= Beginning of Section =

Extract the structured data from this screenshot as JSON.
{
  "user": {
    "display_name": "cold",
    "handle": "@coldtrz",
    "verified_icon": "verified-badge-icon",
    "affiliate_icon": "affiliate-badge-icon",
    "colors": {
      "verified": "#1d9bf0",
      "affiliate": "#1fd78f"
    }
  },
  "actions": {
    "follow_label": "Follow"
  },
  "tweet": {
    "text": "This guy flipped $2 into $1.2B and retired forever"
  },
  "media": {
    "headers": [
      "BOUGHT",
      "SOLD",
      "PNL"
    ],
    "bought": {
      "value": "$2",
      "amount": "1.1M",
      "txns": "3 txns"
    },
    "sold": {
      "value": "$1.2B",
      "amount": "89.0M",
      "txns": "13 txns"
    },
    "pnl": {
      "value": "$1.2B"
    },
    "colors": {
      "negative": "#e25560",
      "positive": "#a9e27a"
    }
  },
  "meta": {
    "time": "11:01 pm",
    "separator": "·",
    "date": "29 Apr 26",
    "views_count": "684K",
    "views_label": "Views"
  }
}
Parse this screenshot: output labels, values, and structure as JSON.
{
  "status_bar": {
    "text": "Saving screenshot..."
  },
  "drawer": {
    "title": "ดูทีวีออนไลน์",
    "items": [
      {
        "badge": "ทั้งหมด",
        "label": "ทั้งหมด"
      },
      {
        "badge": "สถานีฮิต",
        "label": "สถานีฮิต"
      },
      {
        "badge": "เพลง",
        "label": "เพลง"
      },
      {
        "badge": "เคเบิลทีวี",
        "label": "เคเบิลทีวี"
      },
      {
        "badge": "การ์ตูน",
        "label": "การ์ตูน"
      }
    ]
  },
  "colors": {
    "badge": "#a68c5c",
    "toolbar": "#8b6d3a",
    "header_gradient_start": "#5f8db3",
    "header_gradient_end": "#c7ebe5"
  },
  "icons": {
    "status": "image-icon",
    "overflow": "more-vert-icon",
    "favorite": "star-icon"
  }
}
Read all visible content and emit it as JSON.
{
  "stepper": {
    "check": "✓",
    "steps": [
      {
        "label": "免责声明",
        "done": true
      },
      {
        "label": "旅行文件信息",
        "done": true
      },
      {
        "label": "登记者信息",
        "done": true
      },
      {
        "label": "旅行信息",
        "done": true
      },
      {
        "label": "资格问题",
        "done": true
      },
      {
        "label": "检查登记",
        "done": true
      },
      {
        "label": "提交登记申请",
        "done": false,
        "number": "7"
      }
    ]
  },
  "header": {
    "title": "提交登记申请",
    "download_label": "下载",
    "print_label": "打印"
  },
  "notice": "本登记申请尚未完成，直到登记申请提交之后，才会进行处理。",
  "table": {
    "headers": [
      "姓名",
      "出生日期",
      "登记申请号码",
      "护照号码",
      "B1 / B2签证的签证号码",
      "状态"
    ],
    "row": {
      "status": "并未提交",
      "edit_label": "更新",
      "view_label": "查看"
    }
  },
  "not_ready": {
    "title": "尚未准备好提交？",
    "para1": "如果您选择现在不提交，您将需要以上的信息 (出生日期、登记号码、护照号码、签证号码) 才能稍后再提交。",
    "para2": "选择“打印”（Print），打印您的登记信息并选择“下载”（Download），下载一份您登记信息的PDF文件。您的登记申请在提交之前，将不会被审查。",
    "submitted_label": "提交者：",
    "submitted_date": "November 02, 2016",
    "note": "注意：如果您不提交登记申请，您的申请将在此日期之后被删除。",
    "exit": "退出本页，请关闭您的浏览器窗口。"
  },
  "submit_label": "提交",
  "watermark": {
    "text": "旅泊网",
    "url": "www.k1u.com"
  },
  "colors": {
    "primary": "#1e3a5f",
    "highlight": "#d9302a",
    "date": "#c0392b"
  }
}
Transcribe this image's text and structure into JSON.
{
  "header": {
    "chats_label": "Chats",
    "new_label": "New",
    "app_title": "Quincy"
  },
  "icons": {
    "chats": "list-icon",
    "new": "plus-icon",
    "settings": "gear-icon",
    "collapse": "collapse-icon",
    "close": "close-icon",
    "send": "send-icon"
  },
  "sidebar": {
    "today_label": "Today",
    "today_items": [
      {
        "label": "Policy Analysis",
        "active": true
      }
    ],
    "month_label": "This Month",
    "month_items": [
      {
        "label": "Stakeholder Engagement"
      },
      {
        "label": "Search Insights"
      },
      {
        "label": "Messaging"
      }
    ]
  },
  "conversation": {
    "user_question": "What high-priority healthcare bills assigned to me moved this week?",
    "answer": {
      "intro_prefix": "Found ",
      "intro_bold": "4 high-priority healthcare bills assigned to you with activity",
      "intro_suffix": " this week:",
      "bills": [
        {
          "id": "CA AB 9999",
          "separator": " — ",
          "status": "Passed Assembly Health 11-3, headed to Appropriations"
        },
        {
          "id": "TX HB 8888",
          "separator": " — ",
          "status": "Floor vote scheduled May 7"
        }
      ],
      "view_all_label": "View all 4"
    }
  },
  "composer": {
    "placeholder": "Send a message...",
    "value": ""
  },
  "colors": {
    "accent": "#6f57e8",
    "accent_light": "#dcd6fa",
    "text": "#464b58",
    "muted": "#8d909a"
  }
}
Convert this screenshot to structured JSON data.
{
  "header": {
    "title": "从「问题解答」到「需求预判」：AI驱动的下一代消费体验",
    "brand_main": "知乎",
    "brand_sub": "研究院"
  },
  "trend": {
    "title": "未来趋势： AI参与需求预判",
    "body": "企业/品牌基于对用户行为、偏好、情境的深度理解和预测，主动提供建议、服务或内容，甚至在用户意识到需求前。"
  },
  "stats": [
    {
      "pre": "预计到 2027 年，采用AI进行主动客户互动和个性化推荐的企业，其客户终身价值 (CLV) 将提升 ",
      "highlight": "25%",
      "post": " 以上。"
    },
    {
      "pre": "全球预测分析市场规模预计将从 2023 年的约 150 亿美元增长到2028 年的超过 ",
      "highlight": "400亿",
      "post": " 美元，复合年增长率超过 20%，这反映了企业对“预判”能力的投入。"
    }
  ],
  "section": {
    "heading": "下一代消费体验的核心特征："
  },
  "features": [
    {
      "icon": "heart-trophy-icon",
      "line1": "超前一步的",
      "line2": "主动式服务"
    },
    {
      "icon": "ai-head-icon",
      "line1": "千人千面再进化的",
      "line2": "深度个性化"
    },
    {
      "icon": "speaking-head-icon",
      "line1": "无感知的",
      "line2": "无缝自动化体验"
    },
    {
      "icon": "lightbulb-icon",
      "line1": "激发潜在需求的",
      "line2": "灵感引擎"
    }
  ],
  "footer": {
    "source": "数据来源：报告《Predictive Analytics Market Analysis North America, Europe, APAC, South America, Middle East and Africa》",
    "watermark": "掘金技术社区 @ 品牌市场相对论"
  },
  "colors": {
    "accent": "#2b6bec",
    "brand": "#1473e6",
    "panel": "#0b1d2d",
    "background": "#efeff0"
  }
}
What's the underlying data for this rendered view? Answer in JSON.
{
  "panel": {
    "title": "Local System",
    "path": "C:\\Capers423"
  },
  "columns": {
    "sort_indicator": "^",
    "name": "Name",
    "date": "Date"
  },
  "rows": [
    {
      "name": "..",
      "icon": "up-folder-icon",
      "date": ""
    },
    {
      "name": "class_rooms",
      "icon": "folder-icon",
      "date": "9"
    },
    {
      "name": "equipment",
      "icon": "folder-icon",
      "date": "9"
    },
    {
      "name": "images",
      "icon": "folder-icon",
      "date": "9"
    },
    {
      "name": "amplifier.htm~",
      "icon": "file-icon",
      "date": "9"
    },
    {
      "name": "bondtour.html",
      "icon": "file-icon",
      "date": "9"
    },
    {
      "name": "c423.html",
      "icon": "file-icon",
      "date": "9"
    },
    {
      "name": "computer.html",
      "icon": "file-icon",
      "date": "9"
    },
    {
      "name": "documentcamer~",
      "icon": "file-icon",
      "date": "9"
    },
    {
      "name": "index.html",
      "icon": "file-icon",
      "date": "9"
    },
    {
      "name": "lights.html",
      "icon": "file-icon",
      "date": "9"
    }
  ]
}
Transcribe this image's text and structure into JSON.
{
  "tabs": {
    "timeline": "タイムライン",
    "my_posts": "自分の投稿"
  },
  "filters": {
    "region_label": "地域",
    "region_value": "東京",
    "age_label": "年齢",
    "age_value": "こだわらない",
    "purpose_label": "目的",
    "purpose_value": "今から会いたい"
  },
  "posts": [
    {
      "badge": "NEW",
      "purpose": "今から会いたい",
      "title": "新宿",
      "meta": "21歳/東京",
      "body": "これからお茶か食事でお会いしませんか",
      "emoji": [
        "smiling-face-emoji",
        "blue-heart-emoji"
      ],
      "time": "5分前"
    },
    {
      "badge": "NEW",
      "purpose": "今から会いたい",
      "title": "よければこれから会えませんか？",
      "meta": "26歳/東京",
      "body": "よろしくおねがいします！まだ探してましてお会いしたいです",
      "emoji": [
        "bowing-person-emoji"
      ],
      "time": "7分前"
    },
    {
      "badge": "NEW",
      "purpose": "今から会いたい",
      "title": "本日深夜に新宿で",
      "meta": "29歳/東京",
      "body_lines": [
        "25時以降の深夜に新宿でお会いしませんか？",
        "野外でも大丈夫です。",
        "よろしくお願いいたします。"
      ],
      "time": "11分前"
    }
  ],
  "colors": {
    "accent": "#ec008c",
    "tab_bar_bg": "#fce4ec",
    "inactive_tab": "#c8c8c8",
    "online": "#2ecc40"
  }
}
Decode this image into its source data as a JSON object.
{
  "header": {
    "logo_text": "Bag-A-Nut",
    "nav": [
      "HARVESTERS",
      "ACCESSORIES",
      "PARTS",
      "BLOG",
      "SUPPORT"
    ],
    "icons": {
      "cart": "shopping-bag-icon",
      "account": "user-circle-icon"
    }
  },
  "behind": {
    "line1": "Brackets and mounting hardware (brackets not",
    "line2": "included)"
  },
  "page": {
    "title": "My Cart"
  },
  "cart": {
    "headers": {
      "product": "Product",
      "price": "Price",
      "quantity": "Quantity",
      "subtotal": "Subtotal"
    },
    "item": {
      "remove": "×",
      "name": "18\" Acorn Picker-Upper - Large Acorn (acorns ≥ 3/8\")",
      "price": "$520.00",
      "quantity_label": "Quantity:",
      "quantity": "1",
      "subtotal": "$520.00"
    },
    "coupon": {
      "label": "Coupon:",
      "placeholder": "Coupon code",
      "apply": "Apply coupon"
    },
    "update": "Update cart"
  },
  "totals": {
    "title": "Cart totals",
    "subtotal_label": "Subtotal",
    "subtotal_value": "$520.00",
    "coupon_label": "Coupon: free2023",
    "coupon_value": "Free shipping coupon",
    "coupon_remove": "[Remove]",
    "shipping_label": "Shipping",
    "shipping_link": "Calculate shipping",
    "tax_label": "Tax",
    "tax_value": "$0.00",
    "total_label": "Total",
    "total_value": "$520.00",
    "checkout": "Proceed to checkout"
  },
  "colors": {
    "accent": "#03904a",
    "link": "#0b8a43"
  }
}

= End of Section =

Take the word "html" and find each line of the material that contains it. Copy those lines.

      "name": "bondtour.html",
      "name": "c423.html",
      "name": "computer.html",
      "name": "index.html",
      "name": "lights.html",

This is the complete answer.